Replica of one of the boats used by Zheng He via telegraph.co.uk
Although the size of the ships is still debated, they most certainly dwarfed Columbus’ Niña, Pinta, Santa Maria. Some scholars believe the nine-masted flagship measured about 400 feet long (the Santa Maria measured just 85 feet). Fred Wakeman, a former chair of the University of California at Berkeley’s Center for Chinese Studies, states, “A vessel that large would have displaced at least 3,000 tons, whereas none of Vasco da Gama’s ships exceeded 300 tons…and even in 1588 the largest English merchant ship did not exceed 400 tons.”
A statue of Zheng He
Okay, so the Chinese at some point led amazing voyages across the oceans. Then, for political reasons, they stopped. So what? Well, as we all know China is fast becoming (if it isn’t already) a global superpower. Its influence is once again felt across the world. Perhaps nowhere more so than in Africa.
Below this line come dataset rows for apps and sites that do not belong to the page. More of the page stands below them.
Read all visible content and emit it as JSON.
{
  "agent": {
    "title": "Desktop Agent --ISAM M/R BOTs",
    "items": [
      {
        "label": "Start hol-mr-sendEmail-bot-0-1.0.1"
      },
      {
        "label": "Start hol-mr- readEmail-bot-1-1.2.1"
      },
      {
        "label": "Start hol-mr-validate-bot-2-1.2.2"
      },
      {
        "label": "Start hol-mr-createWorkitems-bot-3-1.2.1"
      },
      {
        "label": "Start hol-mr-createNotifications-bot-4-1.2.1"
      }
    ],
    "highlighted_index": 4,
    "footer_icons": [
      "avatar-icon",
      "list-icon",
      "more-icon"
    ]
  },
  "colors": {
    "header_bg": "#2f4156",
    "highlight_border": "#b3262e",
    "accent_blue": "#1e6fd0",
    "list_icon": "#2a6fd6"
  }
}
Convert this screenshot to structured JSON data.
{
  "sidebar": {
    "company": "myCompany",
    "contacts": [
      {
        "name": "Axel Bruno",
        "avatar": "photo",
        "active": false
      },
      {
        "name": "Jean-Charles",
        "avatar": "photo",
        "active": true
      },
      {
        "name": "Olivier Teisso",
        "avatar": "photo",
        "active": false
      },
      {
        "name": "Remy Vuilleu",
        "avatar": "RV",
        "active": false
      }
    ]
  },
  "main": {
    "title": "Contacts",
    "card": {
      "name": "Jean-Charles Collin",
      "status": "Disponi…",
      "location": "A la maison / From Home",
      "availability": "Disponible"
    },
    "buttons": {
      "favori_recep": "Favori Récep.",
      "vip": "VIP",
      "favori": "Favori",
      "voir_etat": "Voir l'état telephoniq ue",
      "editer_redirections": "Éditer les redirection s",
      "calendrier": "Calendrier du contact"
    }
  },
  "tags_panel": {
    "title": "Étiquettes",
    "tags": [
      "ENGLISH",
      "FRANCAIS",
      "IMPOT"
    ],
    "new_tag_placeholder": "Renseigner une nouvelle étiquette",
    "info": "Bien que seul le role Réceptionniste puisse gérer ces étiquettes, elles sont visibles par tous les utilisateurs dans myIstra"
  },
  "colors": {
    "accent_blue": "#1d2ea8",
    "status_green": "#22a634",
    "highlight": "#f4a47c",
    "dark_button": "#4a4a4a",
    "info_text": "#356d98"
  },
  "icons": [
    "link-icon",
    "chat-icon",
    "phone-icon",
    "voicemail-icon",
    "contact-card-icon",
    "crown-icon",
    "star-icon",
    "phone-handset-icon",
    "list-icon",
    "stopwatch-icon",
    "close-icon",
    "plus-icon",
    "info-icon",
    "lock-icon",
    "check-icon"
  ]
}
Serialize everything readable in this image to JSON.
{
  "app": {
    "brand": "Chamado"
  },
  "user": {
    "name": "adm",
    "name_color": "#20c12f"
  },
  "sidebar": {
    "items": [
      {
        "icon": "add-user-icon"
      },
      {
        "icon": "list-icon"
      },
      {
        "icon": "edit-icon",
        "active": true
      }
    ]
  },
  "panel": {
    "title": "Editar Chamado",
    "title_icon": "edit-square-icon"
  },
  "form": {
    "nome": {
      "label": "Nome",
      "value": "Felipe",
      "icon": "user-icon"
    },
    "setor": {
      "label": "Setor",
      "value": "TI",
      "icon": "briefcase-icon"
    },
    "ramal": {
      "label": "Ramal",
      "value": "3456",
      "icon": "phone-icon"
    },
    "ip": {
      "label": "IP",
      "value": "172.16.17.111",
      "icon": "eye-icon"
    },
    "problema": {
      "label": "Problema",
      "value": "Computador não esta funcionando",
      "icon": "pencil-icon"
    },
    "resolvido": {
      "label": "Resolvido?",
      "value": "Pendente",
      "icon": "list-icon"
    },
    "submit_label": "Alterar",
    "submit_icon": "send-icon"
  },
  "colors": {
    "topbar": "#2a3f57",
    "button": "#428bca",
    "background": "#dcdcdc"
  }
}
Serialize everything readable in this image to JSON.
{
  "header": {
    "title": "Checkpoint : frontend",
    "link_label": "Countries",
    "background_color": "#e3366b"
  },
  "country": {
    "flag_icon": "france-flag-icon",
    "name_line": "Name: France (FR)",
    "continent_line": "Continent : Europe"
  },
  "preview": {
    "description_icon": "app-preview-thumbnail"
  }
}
And that is where Zheng He comes in. Back in 2010, the Chinese government spent millions recovering what is believed to be the wreckage of one of Zheng He’s ships off the coast of Kenya. Why? To underscore the centuries old bond between China and resource-rich Africa. A BBC article points out that this “ties in well with China's diplomatic overtures to African nations, as it goes about securing natural resources and political influence.”
In the same BBC article, Dai Bingguo, a Chinese foreign policy advisor, said, "I want to assure you that China is not to be feared." Invoking Zheng He is a reminder to the audience that the sea admiral brought "porcelain, silk and tea rather than bloodshed, plundering or colonialism…to this day, Zheng He is still remembered as an envoy of friendship and peace.” Never mind that the Chinese government backs despotic rulers in several African countries in order to gain access to natural resources…centuries old bonds are centuries old bonds.